## [Task item]
Go through the records underneath and count the lines that include the string "JSON". Give nothing but the number.

(Dataset rows for apps and sites)
• • • •

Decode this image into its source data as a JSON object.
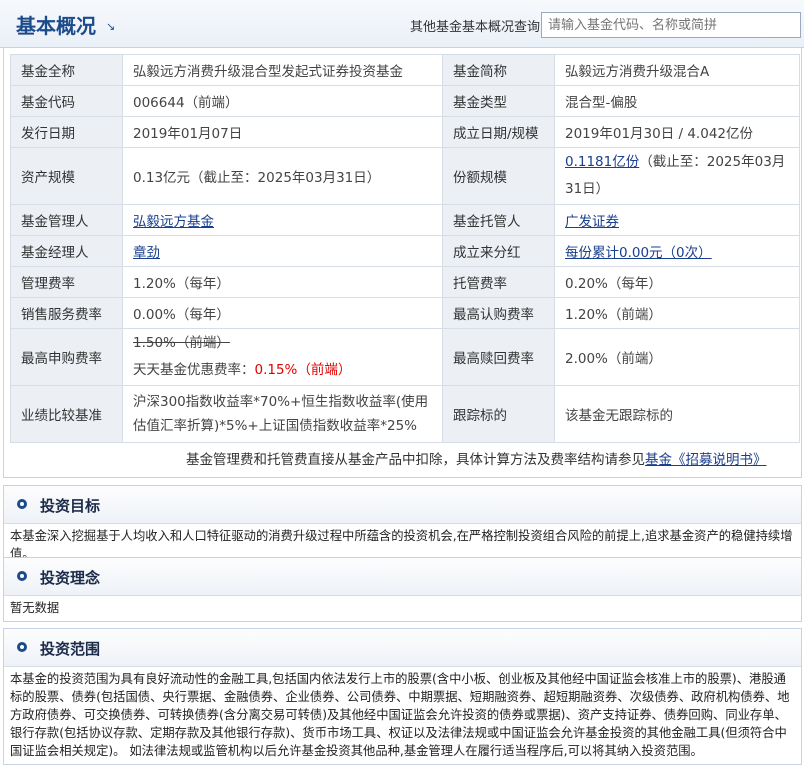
{
  "header": {
    "title": "基本概况",
    "title_arrow": "↘",
    "query_label": "其他基金基本概况查询:",
    "search_placeholder": "请输入基金代码、名称或简拼"
  },
  "info": {
    "full_name_label": "基金全称",
    "full_name": "弘毅远方消费升级混合型发起式证券投资基金",
    "short_name_label": "基金简称",
    "short_name": "弘毅远方消费升级混合A",
    "code_label": "基金代码",
    "code": "006644（前端）",
    "type_label": "基金类型",
    "type": "混合型-偏股",
    "issue_date_label": "发行日期",
    "issue_date": "2019年01月07日",
    "inception_label": "成立日期/规模",
    "inception": "2019年01月30日 / 4.042亿份",
    "asset_size_label": "资产规模",
    "asset_size": "0.13亿元（截止至：2025年03月31日）",
    "share_size_label": "份额规模",
    "share_size_link": "0.1181亿份",
    "share_size_rest": "（截止至：2025年03月31日）",
    "manager_co_label": "基金管理人",
    "manager_co": "弘毅远方基金",
    "custodian_label": "基金托管人",
    "custodian": "广发证券",
    "manager_label": "基金经理人",
    "manager": "章劲",
    "dividend_label": "成立来分红",
    "dividend": "每份累计0.00元（0次）",
    "mgmt_fee_label": "管理费率",
    "mgmt_fee": "1.20%（每年）",
    "custody_fee_label": "托管费率",
    "custody_fee": "0.20%（每年）",
    "sales_fee_label": "销售服务费率",
    "sales_fee": "0.00%（每年）",
    "max_sub_label": "最高认购费率",
    "max_sub": "1.20%（前端）",
    "max_purchase_label": "最高申购费率",
    "max_purchase_orig": "1.50%（前端）",
    "discount_label": "天天基金优惠费率：",
    "discount_rate": "0.15%（前端）",
    "max_redeem_label": "最高赎回费率",
    "max_redeem": "2.00%（前端）",
    "benchmark_label": "业绩比较基准",
    "benchmark": "沪深300指数收益率*70%+恒生指数收益率(使用估值汇率折算)*5%+上证国债指数收益率*25%",
    "tracking_label": "跟踪标的",
    "tracking": "该基金无跟踪标的"
  },
  "note": {
    "text": "基金管理费和托管费直接从基金产品中扣除，具体计算方法及费率结构请参见",
    "link": "基金《招募说明书》"
  },
  "sections": {
    "objective_title": "投资目标",
    "objective_text": "本基金深入挖掘基于人均收入和人口特征驱动的消费升级过程中所蕴含的投资机会,在严格控制投资组合风险的前提上,追求基金资产的稳健持续增值。",
    "philosophy_title": "投资理念",
    "philosophy_text": "暂无数据",
    "scope_title": "投资范围",
    "scope_text": "本基金的投资范围为具有良好流动性的金融工具,包括国内依法发行上市的股票(含中小板、创业板及其他经中国证监会核准上市的股票)、港股通标的股票、债券(包括国债、央行票据、金融债券、企业债券、公司债券、中期票据、短期融资券、超短期融资券、次级债券、政府机构债券、地方政府债券、可交换债券、可转换债券(含分离交易可转债)及其他经中国证监会允许投资的债券或票据)、资产支持证券、债券回购、同业存单、银行存款(包括协议存款、定期存款及其他银行存款)、货币市场工具、权证以及法律法规或中国证监会允许基金投资的其他金融工具(但须符合中国证监会相关规定)。 如法律法规或监管机构以后允许基金投资其他品种,基金管理人在履行适当程序后,可以将其纳入投资范围。"
  }
}
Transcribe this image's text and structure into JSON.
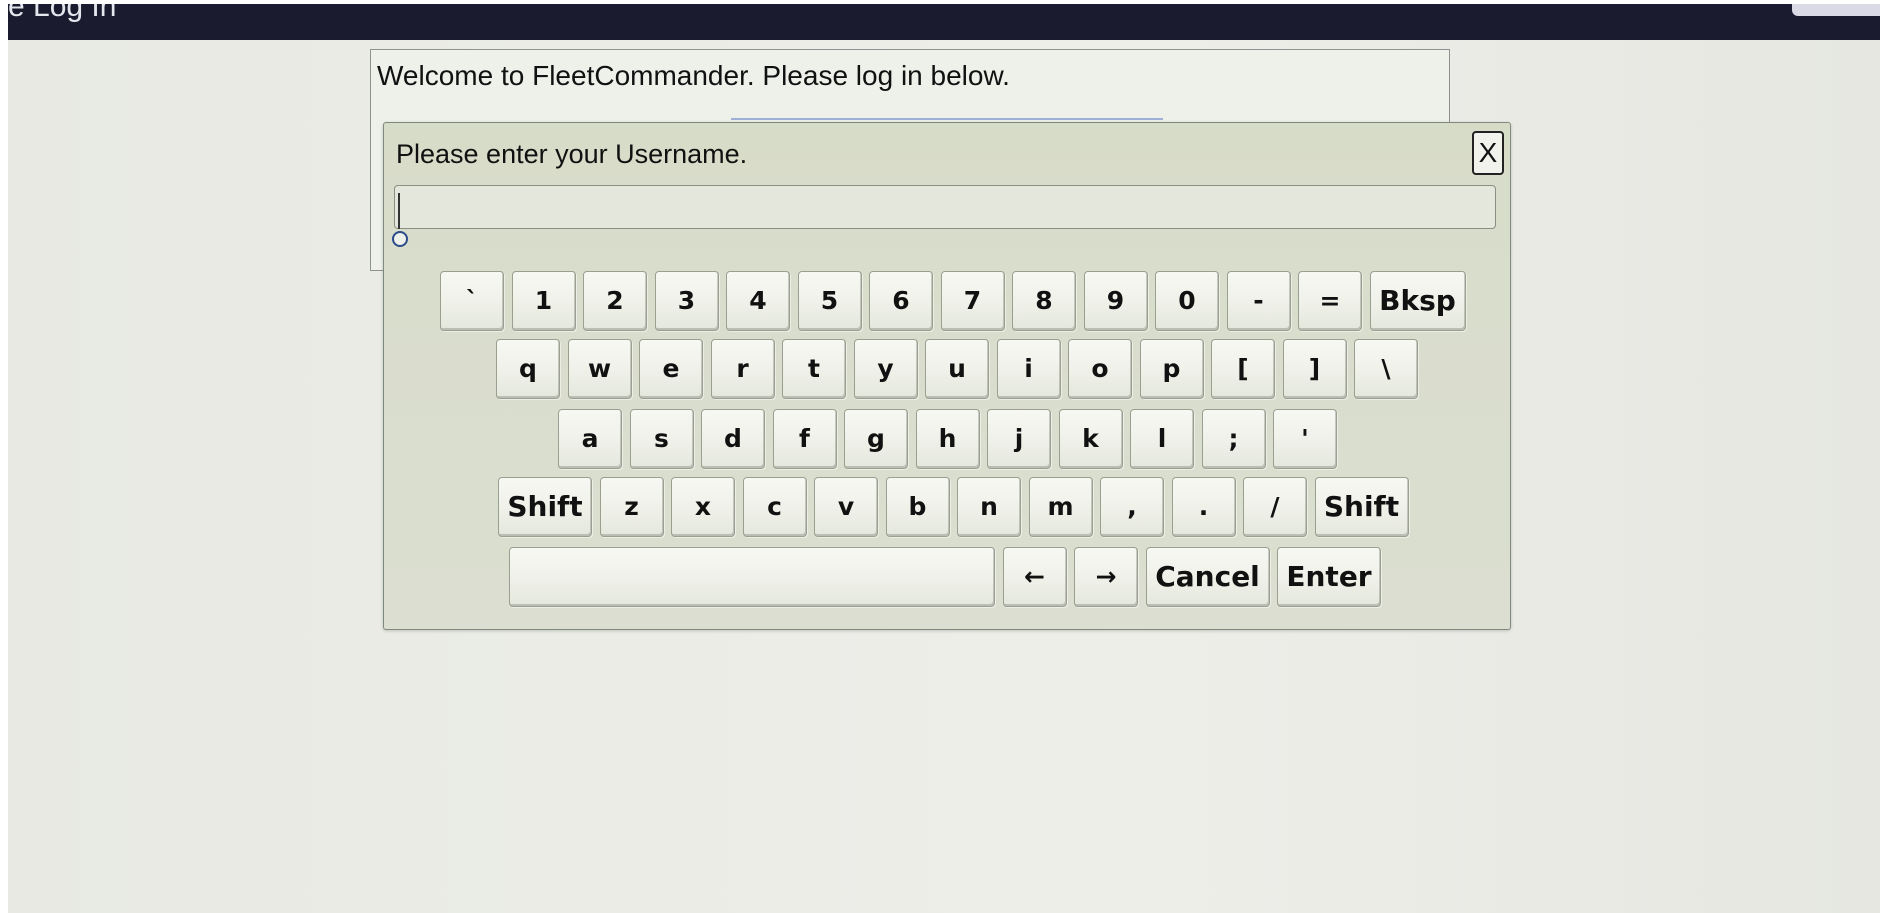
{
  "header": {
    "title": "e Log In"
  },
  "login": {
    "welcome": "Welcome to FleetCommander. Please log in below."
  },
  "keyboard_dialog": {
    "prompt": "Please enter your Username.",
    "close_label": "X",
    "entry_value": "",
    "rows": [
      [
        "`",
        "1",
        "2",
        "3",
        "4",
        "5",
        "6",
        "7",
        "8",
        "9",
        "0",
        "-",
        "=",
        "Bksp"
      ],
      [
        "q",
        "w",
        "e",
        "r",
        "t",
        "y",
        "u",
        "i",
        "o",
        "p",
        "[",
        "]",
        "\\"
      ],
      [
        "a",
        "s",
        "d",
        "f",
        "g",
        "h",
        "j",
        "k",
        "l",
        ";",
        "'"
      ],
      [
        "Shift",
        "z",
        "x",
        "c",
        "v",
        "b",
        "n",
        "m",
        ",",
        ".",
        "/",
        "Shift"
      ],
      [
        "",
        "←",
        "→",
        "Cancel",
        "Enter"
      ]
    ]
  }
}
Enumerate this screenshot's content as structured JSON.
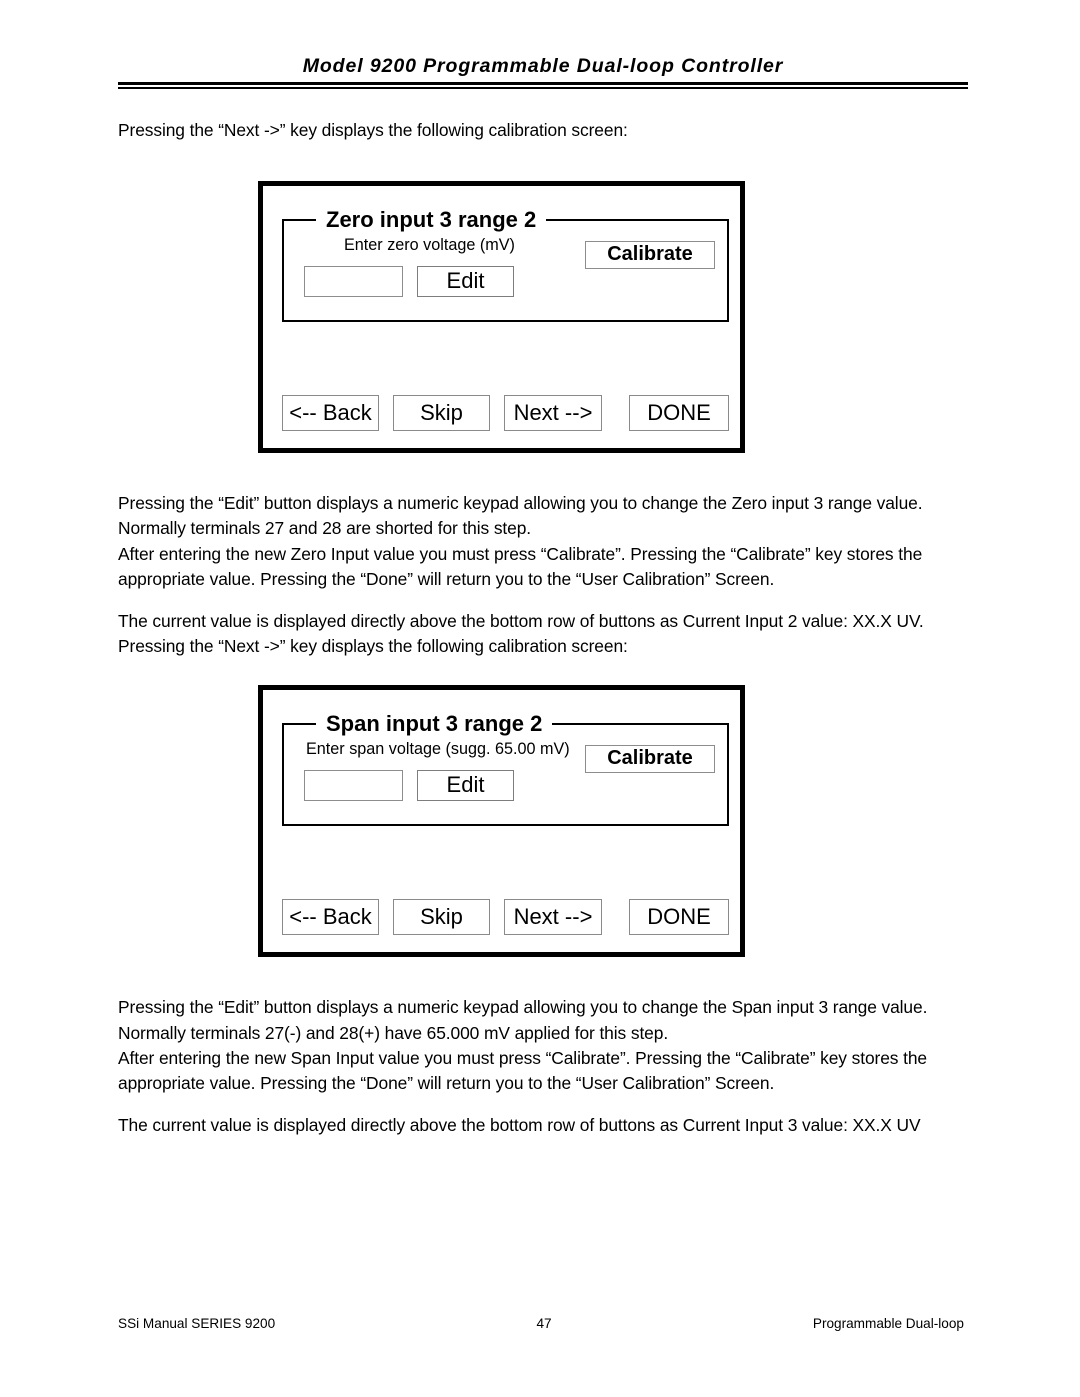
{
  "header": {
    "title": "Model 9200 Programmable Dual-loop Controller"
  },
  "body": {
    "intro_paragraph": "Pressing the “Next ->” key displays the following calibration screen:",
    "zero_paragraph_1": "Pressing the “Edit” button displays a numeric keypad allowing you to change the Zero input 3 range value. Normally terminals 27 and 28 are shorted for this step.",
    "zero_paragraph_2": "After entering the new Zero Input value you must press “Calibrate”. Pressing the “Calibrate” key stores the appropriate value. Pressing the “Done” will return you to the “User Calibration” Screen.",
    "zero_current_value": "The current value is displayed directly above the bottom row of buttons as Current Input 2 value: XX.X UV.",
    "zero_next_prompt": "Pressing the “Next ->” key displays the following calibration screen:",
    "span_paragraph_1": "Pressing the “Edit” button displays a numeric keypad allowing you to change the Span input 3 range value. Normally terminals 27(-) and 28(+) have 65.000 mV applied for this step.",
    "span_paragraph_2": "After entering the new Span Input value you must press “Calibrate”. Pressing the “Calibrate” key stores the appropriate value. Pressing the “Done” will return you to the “User Calibration” Screen.",
    "span_current_value": "The current value is displayed directly above the bottom row of buttons as Current Input 3 value: XX.X UV"
  },
  "dialogs": [
    {
      "legend": "Zero input 3 range 2",
      "prompt": "Enter zero voltage (mV)",
      "value": "",
      "edit_label": "Edit",
      "calibrate_label": "Calibrate",
      "buttons": [
        "<-- Back",
        "Skip",
        "Next -->",
        "DONE"
      ]
    },
    {
      "legend": "Span input 3 range 2",
      "prompt": "Enter span voltage (sugg. 65.00 mV)",
      "value": "",
      "edit_label": "Edit",
      "calibrate_label": "Calibrate",
      "buttons": [
        "<-- Back",
        "Skip",
        "Next -->",
        "DONE"
      ]
    }
  ],
  "footer": {
    "left": "SSi Manual SERIES 9200",
    "page_number": "47",
    "right": "Programmable Dual-loop"
  }
}
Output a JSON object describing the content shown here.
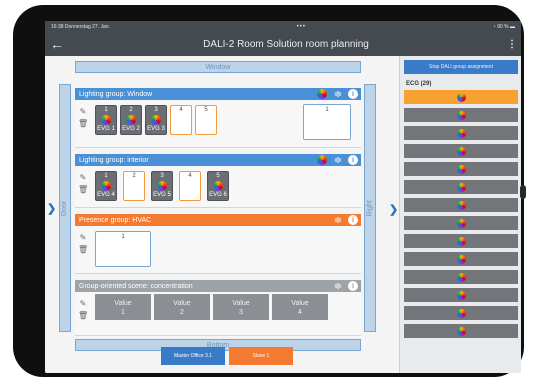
{
  "status": {
    "time": "16:38",
    "date": "Donnerstag 27. Jan.",
    "dots": "•••",
    "battery": "90 %"
  },
  "appbar": {
    "back_icon": "←",
    "title": "DALI-2 Room Solution room planning",
    "menu_icon": "⋮"
  },
  "walls": {
    "top": "Window",
    "left": "Door",
    "right": "Right",
    "bottom": "Bottom"
  },
  "arrows": {
    "left": "❯",
    "right": "❯"
  },
  "groups": [
    {
      "name": "Lighting group: Window",
      "color": "#4a90d6",
      "slots": [
        {
          "num": "1",
          "evg": "EVG 1",
          "filled": true
        },
        {
          "num": "2",
          "evg": "EVG 2",
          "filled": true
        },
        {
          "num": "3",
          "evg": "EVG 3",
          "filled": true
        },
        {
          "num": "4",
          "evg": "",
          "filled": false
        },
        {
          "num": "5",
          "evg": "",
          "filled": false
        }
      ],
      "big": "1"
    },
    {
      "name": "Lighting group: interior",
      "color": "#4a90d6",
      "slots": [
        {
          "num": "1",
          "evg": "EVG 4",
          "filled": true
        },
        {
          "num": "2",
          "evg": "",
          "filled": false
        },
        {
          "num": "3",
          "evg": "EVG 5",
          "filled": true
        },
        {
          "num": "4",
          "evg": "",
          "filled": false
        },
        {
          "num": "5",
          "evg": "EVG 6",
          "filled": true
        }
      ]
    },
    {
      "name": "Presence group: HVAC",
      "color": "#f47a32",
      "big": "1"
    },
    {
      "name": "Group-oriented scene: concentration",
      "color": "#9ea3a8",
      "scenes": [
        {
          "label": "Value",
          "num": "1"
        },
        {
          "label": "Value",
          "num": "2"
        },
        {
          "label": "Value",
          "num": "3"
        },
        {
          "label": "Value",
          "num": "4"
        }
      ]
    }
  ],
  "buttons": {
    "master": "Master Office 3.1",
    "slave": "Slave 1"
  },
  "sidebar": {
    "stop_label": "Stop DALI group assignment",
    "ecg_label": "ECG (29)",
    "visible_count": 14
  },
  "colors": {
    "accent": "#3a7bc8",
    "orange": "#f47a32",
    "dark": "#454a50"
  }
}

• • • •

## [Exercise answer]
4